Instead of making ethanol from the sugars and starches in plants, Ken Vogel, with ARS in Lincoln, Nebraska, is experimenting with using cellulose and hemicellulose from switchgrass as another source of ethanol. Vogel's hope is that farmers might be able to grow this native prairie grass on highly erodible soils—including those set aside for USDA's Conservation Reserve Program—harvest the grass periodically for ethanol production, and reap conservation benefits, such as reduced soil erosion and enhanced carbon storage.
Vogel and colleagues are breeding new switchgrasses for biofuel use. They're genetically improving the grass for conversion to ethanol and conducting on-farm trials to obtain economic information on production costs.
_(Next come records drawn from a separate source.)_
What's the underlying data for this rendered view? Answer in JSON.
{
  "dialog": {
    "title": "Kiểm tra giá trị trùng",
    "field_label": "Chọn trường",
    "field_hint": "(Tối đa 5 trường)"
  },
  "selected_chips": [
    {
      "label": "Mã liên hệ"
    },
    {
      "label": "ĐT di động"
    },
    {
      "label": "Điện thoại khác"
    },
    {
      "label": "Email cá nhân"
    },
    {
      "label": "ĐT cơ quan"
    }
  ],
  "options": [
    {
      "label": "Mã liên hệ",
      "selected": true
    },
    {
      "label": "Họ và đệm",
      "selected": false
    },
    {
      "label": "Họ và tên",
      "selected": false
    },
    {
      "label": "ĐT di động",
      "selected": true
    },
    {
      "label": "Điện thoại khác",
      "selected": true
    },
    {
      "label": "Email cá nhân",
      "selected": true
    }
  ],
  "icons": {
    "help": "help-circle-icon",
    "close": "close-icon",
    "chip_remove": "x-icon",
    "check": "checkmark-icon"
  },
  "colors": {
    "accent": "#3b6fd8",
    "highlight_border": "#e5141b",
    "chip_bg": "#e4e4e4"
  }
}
Ron Follett, at Fort Collins, Colorado, is working with Vogel and ARS scientists at Mandan, North Dakota, to study carbon storage on lands grown for biofuel crops.
Plant geneticist JoAnn Lamb and colleagues at the ARS Plant Science Research Unit in St. Paul, Minnesota, are looking at alfalfa as another cellulose source for producing ethanol. They received $288,000 from ARS' new $2.4 million in funding for developing bioenergy crops.
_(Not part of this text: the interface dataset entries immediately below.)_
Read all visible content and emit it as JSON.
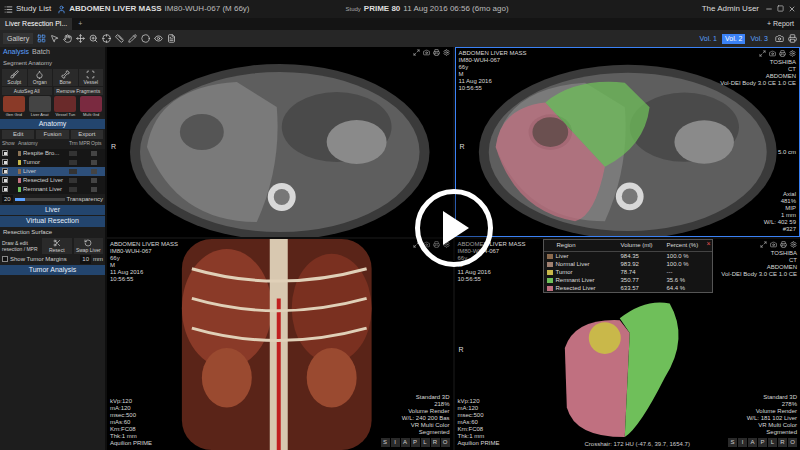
{
  "top_bar": {
    "study_list": "Study List",
    "title": "ABDOMEN LIVER MASS",
    "patient": "IM80-WUH-067 (M 66y)",
    "study_label": "Study",
    "study_name": "PRIME 80",
    "study_date": "11 Aug 2016 06:56 (6mo ago)",
    "user": "The Admin User"
  },
  "tabs": [
    {
      "label": "Liver Resection Pl...",
      "selected": true
    },
    {
      "label": "+",
      "selected": false
    }
  ],
  "report": "+ Report",
  "toolbar": {
    "gallery": "Gallery",
    "volumes": [
      {
        "label": "Vol. 1",
        "selected": false
      },
      {
        "label": "Vol. 2",
        "selected": true
      },
      {
        "label": "Vol. 3",
        "selected": false
      }
    ]
  },
  "left_panel": {
    "mode_tabs": [
      {
        "label": "Analysis",
        "selected": true
      },
      {
        "label": "Batch",
        "selected": false
      }
    ],
    "segment_title": "Segment Anatomy",
    "tools": [
      "Sculpt",
      "Organ",
      "Bone",
      "Vessel"
    ],
    "actions": [
      "AutoSeg All",
      "Remove Fragments"
    ],
    "presets": [
      "Gen Grid",
      "Liver Anat",
      "Vessel Tun",
      "Multi Grd"
    ],
    "anatomy_title": "Anatomy",
    "anatomy_buttons": [
      "Edit",
      "Fusion",
      "Export"
    ],
    "anatomy_columns": [
      "Show",
      "Anatomy",
      "Trm MPR",
      "Opts"
    ],
    "anatomy_rows": [
      {
        "name": "Respite Bro...",
        "shown": true,
        "selected": false,
        "color": "#8b7355"
      },
      {
        "name": "Tumor",
        "shown": true,
        "selected": false,
        "color": "#c9b84a"
      },
      {
        "name": "Liver",
        "shown": true,
        "selected": true,
        "color": "#8b6a4d"
      },
      {
        "name": "Resected Liver",
        "shown": true,
        "selected": false,
        "color": "#c07080"
      },
      {
        "name": "Remnant Liver",
        "shown": true,
        "selected": false,
        "color": "#6fbf5a"
      }
    ],
    "transparency": {
      "value": "20",
      "label": "Transparency",
      "level": 0.2
    },
    "liver_title": "Liver",
    "virtual_resection": "Virtual Resection",
    "resection_surface": "Resection Surface",
    "draw_edit": "Draw & edit resection / MPR",
    "resection_buttons": [
      "Resect",
      "Swap Liver"
    ],
    "tumor_margin": {
      "label": "Show Tumor Margins",
      "value": "10",
      "unit": "mm",
      "checked": false
    },
    "tumor_analysis": "Tumor Analysis"
  },
  "viewports": [
    {
      "kind": "ct",
      "marker": "R",
      "top_left": [],
      "top_right": [],
      "bottom_left": [],
      "bottom_right": [],
      "orientation": []
    },
    {
      "kind": "ct-seg",
      "marker": "R",
      "scale": "5.0 cm",
      "top_left": [
        "ABDOMEN LIVER MASS",
        "IM80-WUH-067",
        "66y",
        "M",
        "11 Aug 2016",
        "10:56:55"
      ],
      "top_right": [
        "TOSHIBA",
        "CT",
        "ABDOMEN",
        "Vol-DEI Body 3.0 CE 1.0 CE"
      ],
      "bottom_left": [],
      "bottom_right": [
        "Axial",
        "481%",
        "MIP",
        "1 mm",
        "W/L: 402 59",
        "#327"
      ],
      "orientation": []
    },
    {
      "kind": "vr",
      "marker": "",
      "top_left": [
        "ABDOMEN LIVER MASS",
        "IM80-WUH-067",
        "66y",
        "M",
        "11 Aug 2016",
        "10:56:55"
      ],
      "top_right": [],
      "bottom_left": [
        "kVp:120",
        "mA:120",
        "msec:500",
        "mAs:60",
        "Krn:FC08",
        "Thk:1 mm",
        "Aquilion PRIME"
      ],
      "bottom_right": [
        "Standard 3D",
        "218%",
        "Volume Render",
        "W/L: 240 200 Bas",
        "VR Multi Color",
        "Segmented"
      ],
      "orientation": [
        "S",
        "I",
        "A",
        "P",
        "L",
        "R",
        "O"
      ]
    },
    {
      "kind": "vr-seg",
      "marker": "R",
      "top_left": [
        "ABDOMEN LIVER MASS",
        "IM80-WUH-067",
        "66y",
        "M",
        "11 Aug 2016",
        "10:56:55"
      ],
      "top_right": [
        "TOSHIBA",
        "CT",
        "ABDOMEN",
        "Vol-DEI Body 3.0 CE 1.0 CE"
      ],
      "bottom_left": [
        "kVp:120",
        "mA:120",
        "msec:500",
        "mAs:60",
        "Krn:FC08",
        "Thk:1 mm",
        "Aquilion PRIME"
      ],
      "bottom_right": [
        "Standard 3D",
        "278%",
        "Volume Render",
        "W/L: 181 102 Liver",
        "VR Multi Color",
        "Segmented"
      ],
      "orientation": [
        "S",
        "I",
        "A",
        "P",
        "L",
        "R",
        "O"
      ]
    }
  ],
  "volume_table": {
    "close": "×",
    "columns": [
      "Region",
      "Volume (ml)",
      "Percent (%)"
    ],
    "rows": [
      {
        "region": "Liver",
        "volume": "984.35",
        "percent": "100.0 %",
        "color": "#8b6a4d"
      },
      {
        "region": "Normal Liver",
        "volume": "983.92",
        "percent": "100.0 %",
        "color": "#a08070"
      },
      {
        "region": "Tumor",
        "volume": "78.74",
        "percent": "---",
        "color": "#c9b84a"
      },
      {
        "region": "Remnant Liver",
        "volume": "350.77",
        "percent": "35.6 %",
        "color": "#6fbf5a"
      },
      {
        "region": "Resected Liver",
        "volume": "633.57",
        "percent": "64.4 %",
        "color": "#c07080"
      }
    ]
  },
  "status_bar": "Crosshair: 172 HU (-47.6, 39.7, 1654.7)"
}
They are breeding a new alfalfa variety specifically to double as a high-quality livestock feed and a bioenergy crop. They'll incorporate genes from southern European varieties to give the plant a thicker, almost woody, stem. This means more cellulose for ethanol production.
The humid East might prefer alfalfa to switchgrass as an ethanol source, but switchgrass is ideally suited for the arid West, because it needs very little rainfall to grow. Both alfalfa and switchgrass can also be burned to generate electricity.
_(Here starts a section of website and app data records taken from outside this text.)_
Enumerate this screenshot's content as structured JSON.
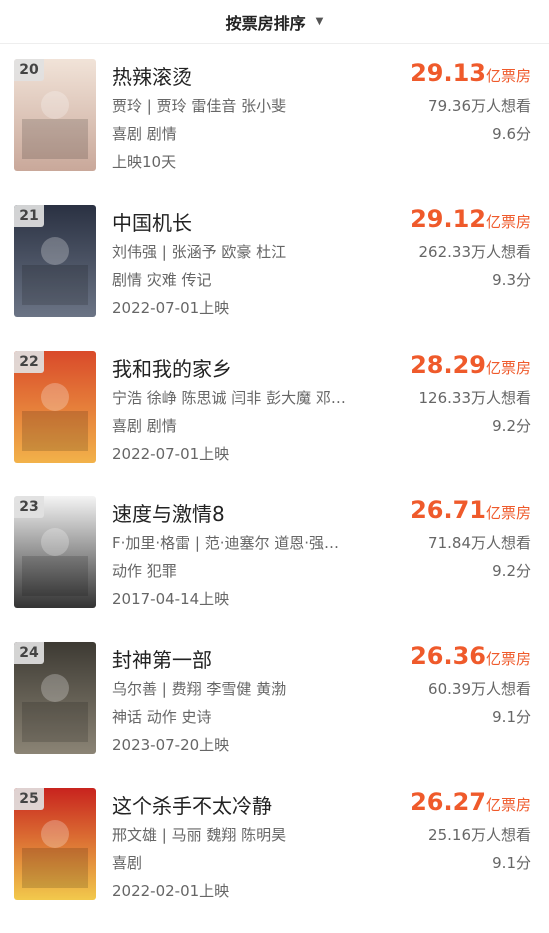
{
  "header": {
    "sort_label": "按票房排序",
    "caret": "▼"
  },
  "movies": [
    {
      "rank": "20",
      "title": "热辣滚烫",
      "cast": "贾玲 | 贾玲 雷佳音 张小斐",
      "genre": "喜剧 剧情",
      "date": "上映10天",
      "box_office": "29.13",
      "box_unit": "亿票房",
      "want": "79.36万人想看",
      "score": "9.6分",
      "poster_colors": [
        "#f1e3d8",
        "#c9a89a"
      ]
    },
    {
      "rank": "21",
      "title": "中国机长",
      "cast": "刘伟强 | 张涵予 欧豪 杜江",
      "genre": "剧情 灾难 传记",
      "date": "2022-07-01上映",
      "box_office": "29.12",
      "box_unit": "亿票房",
      "want": "262.33万人想看",
      "score": "9.3分",
      "poster_colors": [
        "#2a3142",
        "#6b7485"
      ]
    },
    {
      "rank": "22",
      "title": "我和我的家乡",
      "cast": "宁浩 徐峥 陈思诚 闫非 彭大魔 邓…",
      "genre": "喜剧 剧情",
      "date": "2022-07-01上映",
      "box_office": "28.29",
      "box_unit": "亿票房",
      "want": "126.33万人想看",
      "score": "9.2分",
      "poster_colors": [
        "#d94a2a",
        "#f2b24a"
      ]
    },
    {
      "rank": "23",
      "title": "速度与激情8",
      "cast": "F·加里·格雷 | 范·迪塞尔 道恩·强…",
      "genre": "动作 犯罪",
      "date": "2017-04-14上映",
      "box_office": "26.71",
      "box_unit": "亿票房",
      "want": "71.84万人想看",
      "score": "9.2分",
      "poster_colors": [
        "#f4f4f4",
        "#333333"
      ]
    },
    {
      "rank": "24",
      "title": "封神第一部",
      "cast": "乌尔善 | 费翔 李雪健 黄渤",
      "genre": "神话 动作 史诗",
      "date": "2023-07-20上映",
      "box_office": "26.36",
      "box_unit": "亿票房",
      "want": "60.39万人想看",
      "score": "9.1分",
      "poster_colors": [
        "#3d3a33",
        "#8b8475"
      ]
    },
    {
      "rank": "25",
      "title": "这个杀手不太冷静",
      "cast": "邢文雄 | 马丽 魏翔 陈明昊",
      "genre": "喜剧",
      "date": "2022-02-01上映",
      "box_office": "26.27",
      "box_unit": "亿票房",
      "want": "25.16万人想看",
      "score": "9.1分",
      "poster_colors": [
        "#c8231e",
        "#f2c94c"
      ]
    }
  ]
}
There are obstacles to overcome when making ethanol from cellulose in plants like switchgrass or alfalfa, such as finding ways to convert the complex sugars in cellulose into simple ones that can be fermented to produce ethanol. Facilities to do this conversion will have to be built. Equipment for this purpose could be tested at the new Illinois pilot ethanol plant when it is up and running, as could equipment for the new continuous fermentation stripping process.—By Don Comis, Agricultural Research Service Information Staff. Ben Hardin and Kathryn Barry Stelljes, both formerly with ARS, also contributed to this story.
This research is part of Quality and Utilization of Agricultural Products (#306) and Bioenergy and Energy Alternatives (#307), two ARS National Programs described on the World Wide Web at http://www.nps.ars.usda.gov.
To reach scientists mentioned in this article, contact Don Comis, USDA-ARS Information Staff, 5601 Sunnyside Ave., Beltsville, MD 20705-5129; phone (301) 504-1625, fax (301) 504-1641.
Biodiesel is a clean-burning alternative fuel that can be made from materials such as vegetable oils, animal fats, and spent cooking greases. Typically, biodiesel is prepared by the reaction of fat or oil with alcohol under alkaline conditions. Soy-based biodiesel is the most commonly used form.
Ethanol is an alcohol-based fuel produced by fermenting sugars from crop starches. Currently, 95 percent of ethanol is produced from corn kernels. About 5 percent of U.S. ethanol is made from sugar- and starch-containing materials other than corn. These include wheat, barley, and sorghum grains; sugarcane; cheese whey; and wastes from paper mills, potato processing plants, breweries, and beverage manufacturers—or some combination of these materials.
Originally, most ethanol was made through wet-milling, which means the starch is separated from the corn germ and fiber and liquefied by cooking. The liquefying creates sugars in a form that can be fermented with yeast to produce ethanol and carbon dioxide. The ethanol is then removed from the slurry.
The number of ethanol plants has surged in the past few years, and dry-milling is now the method used for over half of the ethanol currently produced. In this process, kernels are ground to a fine powder, and all of it is cooked to liquefy it, without removing the germ or fiber. Different enzymes are added at different stages and temperatures as the mash cools, producing ethanol and carbon dioxide.—By Don Comis, ARS.
|"Bioenergy Today" was published in the April 2002 issue of Agricultural Research magazine.|